Saved entries:
-*-*-

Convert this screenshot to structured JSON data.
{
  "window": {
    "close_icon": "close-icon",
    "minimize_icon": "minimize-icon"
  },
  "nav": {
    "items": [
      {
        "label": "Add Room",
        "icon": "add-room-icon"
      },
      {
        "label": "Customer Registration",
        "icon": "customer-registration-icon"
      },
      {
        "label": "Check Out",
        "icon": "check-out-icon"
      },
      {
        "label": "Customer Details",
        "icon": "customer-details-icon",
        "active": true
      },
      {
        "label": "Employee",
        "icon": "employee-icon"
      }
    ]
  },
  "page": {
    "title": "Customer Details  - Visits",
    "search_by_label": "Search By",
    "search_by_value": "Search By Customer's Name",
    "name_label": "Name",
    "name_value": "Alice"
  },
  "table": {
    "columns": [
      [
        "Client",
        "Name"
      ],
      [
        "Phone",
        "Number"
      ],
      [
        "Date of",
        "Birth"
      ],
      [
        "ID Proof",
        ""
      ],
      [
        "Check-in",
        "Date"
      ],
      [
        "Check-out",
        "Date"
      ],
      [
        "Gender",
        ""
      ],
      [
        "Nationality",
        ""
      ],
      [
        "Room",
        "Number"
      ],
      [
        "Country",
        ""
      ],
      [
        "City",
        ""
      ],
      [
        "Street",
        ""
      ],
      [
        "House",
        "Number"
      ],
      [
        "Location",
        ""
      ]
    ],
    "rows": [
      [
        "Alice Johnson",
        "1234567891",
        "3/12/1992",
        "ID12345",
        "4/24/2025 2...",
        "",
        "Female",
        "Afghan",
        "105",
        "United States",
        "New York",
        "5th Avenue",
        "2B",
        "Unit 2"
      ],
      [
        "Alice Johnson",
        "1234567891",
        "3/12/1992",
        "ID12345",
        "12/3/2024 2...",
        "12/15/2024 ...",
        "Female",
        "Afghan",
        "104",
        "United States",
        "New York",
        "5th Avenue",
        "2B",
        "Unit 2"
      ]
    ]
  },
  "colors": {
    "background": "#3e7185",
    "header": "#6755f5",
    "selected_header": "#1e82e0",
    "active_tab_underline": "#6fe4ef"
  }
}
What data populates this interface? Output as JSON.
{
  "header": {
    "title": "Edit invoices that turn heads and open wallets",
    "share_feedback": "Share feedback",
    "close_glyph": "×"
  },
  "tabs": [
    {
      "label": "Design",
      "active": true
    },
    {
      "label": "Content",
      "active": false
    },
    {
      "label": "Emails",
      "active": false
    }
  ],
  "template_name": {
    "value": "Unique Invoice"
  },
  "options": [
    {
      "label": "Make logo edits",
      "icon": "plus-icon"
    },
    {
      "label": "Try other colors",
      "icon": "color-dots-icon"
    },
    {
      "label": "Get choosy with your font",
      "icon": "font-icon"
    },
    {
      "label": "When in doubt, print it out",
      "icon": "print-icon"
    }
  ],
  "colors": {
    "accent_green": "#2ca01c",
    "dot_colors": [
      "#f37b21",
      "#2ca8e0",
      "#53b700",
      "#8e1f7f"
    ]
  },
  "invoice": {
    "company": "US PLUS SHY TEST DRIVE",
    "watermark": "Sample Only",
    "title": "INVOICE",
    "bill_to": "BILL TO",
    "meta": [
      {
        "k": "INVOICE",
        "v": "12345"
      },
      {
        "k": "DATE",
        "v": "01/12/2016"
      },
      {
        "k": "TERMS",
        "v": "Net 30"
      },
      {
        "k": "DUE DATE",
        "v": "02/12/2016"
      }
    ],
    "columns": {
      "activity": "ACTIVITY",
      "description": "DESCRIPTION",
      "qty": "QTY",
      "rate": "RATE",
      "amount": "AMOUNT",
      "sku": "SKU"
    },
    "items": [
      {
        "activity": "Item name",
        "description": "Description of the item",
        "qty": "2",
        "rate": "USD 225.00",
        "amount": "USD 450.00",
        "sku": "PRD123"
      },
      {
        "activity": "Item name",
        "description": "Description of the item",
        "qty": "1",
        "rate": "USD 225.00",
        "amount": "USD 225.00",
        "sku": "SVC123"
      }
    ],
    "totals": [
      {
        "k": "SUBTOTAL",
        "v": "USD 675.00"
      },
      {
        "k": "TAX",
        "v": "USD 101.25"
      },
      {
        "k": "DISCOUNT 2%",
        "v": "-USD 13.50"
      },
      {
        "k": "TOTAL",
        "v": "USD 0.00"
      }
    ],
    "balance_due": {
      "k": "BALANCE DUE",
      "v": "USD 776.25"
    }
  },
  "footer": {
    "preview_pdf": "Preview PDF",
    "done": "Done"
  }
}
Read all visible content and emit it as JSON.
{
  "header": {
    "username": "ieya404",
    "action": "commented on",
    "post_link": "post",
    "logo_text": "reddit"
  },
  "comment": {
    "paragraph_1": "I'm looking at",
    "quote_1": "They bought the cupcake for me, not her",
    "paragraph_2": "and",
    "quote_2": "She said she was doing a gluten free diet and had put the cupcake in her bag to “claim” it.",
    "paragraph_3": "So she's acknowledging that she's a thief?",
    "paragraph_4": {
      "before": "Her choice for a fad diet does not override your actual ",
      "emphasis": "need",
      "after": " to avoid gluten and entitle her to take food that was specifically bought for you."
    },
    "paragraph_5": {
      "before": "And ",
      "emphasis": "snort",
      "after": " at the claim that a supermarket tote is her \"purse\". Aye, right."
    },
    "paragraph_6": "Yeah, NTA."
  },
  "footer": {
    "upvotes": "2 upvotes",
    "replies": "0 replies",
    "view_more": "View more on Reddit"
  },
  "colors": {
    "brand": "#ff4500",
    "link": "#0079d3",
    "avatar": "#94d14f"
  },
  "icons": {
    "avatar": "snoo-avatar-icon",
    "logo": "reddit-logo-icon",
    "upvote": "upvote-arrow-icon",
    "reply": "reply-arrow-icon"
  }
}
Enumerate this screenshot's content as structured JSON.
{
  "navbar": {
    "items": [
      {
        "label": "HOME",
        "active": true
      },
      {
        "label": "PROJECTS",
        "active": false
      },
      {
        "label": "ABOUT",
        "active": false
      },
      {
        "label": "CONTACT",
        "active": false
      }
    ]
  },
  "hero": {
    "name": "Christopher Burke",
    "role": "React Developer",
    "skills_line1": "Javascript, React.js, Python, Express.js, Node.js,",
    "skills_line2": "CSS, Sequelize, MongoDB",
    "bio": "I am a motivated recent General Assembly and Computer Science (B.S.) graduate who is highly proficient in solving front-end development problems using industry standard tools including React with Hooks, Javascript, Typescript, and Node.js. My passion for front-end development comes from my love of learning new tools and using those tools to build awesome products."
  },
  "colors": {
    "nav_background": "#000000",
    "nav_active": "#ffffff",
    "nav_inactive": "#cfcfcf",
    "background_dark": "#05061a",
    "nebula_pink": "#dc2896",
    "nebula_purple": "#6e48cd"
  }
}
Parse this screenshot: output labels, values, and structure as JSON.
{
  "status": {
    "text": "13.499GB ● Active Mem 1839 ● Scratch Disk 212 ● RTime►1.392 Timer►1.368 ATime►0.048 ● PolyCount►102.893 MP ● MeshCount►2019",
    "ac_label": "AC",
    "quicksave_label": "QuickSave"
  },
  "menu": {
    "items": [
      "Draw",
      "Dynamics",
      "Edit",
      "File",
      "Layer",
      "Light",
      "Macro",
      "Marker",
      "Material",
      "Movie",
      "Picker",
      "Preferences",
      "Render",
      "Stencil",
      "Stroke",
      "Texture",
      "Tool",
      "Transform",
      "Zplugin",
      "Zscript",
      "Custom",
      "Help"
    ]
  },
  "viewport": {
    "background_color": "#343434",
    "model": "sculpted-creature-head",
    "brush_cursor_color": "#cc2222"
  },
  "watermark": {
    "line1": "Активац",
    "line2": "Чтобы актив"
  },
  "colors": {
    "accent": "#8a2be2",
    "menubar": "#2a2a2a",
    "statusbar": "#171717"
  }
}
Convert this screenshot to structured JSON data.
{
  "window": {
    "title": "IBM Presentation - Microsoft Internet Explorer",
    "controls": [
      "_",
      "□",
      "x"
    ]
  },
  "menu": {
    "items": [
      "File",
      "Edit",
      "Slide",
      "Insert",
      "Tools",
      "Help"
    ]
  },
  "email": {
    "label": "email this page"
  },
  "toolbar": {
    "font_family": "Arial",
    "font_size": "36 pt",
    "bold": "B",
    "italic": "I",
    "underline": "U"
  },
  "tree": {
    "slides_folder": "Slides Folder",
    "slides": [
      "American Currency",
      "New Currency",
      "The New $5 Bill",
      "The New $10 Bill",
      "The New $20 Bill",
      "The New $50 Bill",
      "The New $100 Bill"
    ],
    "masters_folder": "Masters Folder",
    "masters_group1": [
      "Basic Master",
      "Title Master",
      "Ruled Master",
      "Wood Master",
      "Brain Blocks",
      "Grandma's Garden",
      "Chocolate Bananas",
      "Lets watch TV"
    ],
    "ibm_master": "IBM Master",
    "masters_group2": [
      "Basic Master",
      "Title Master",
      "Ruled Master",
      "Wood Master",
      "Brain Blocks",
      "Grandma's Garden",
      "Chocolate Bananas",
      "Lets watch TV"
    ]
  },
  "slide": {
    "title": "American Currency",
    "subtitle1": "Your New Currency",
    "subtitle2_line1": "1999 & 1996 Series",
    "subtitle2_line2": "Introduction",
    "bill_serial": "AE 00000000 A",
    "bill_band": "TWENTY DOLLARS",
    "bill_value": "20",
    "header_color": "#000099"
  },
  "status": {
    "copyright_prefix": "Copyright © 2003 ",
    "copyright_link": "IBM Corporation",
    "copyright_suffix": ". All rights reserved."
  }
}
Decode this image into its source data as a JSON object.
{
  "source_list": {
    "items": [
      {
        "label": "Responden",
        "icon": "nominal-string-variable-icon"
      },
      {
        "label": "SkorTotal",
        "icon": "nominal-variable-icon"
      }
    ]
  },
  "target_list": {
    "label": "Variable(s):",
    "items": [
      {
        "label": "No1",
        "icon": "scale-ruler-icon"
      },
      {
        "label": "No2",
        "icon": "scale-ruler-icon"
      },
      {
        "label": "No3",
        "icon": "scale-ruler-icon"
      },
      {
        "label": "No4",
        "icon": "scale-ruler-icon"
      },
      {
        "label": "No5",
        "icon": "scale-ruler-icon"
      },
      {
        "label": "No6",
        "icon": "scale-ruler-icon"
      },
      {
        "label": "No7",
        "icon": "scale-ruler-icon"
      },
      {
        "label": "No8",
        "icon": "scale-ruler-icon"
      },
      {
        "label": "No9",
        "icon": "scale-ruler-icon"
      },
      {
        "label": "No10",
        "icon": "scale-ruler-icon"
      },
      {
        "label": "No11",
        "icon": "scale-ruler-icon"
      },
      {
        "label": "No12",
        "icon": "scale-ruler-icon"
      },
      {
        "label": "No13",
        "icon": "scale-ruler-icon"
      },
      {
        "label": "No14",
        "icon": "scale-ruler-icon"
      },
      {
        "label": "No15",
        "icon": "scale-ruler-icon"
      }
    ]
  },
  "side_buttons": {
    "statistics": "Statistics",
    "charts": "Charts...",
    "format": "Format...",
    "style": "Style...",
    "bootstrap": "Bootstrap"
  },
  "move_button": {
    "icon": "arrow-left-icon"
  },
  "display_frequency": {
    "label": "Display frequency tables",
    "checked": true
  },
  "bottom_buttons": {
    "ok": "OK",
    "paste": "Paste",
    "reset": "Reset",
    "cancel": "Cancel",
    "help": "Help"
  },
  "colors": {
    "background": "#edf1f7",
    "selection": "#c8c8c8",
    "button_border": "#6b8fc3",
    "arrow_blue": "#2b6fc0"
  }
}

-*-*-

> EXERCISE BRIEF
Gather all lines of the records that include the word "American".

> RESPONSE TO THIS TASK
      "American Currency",
    "title": "American Currency",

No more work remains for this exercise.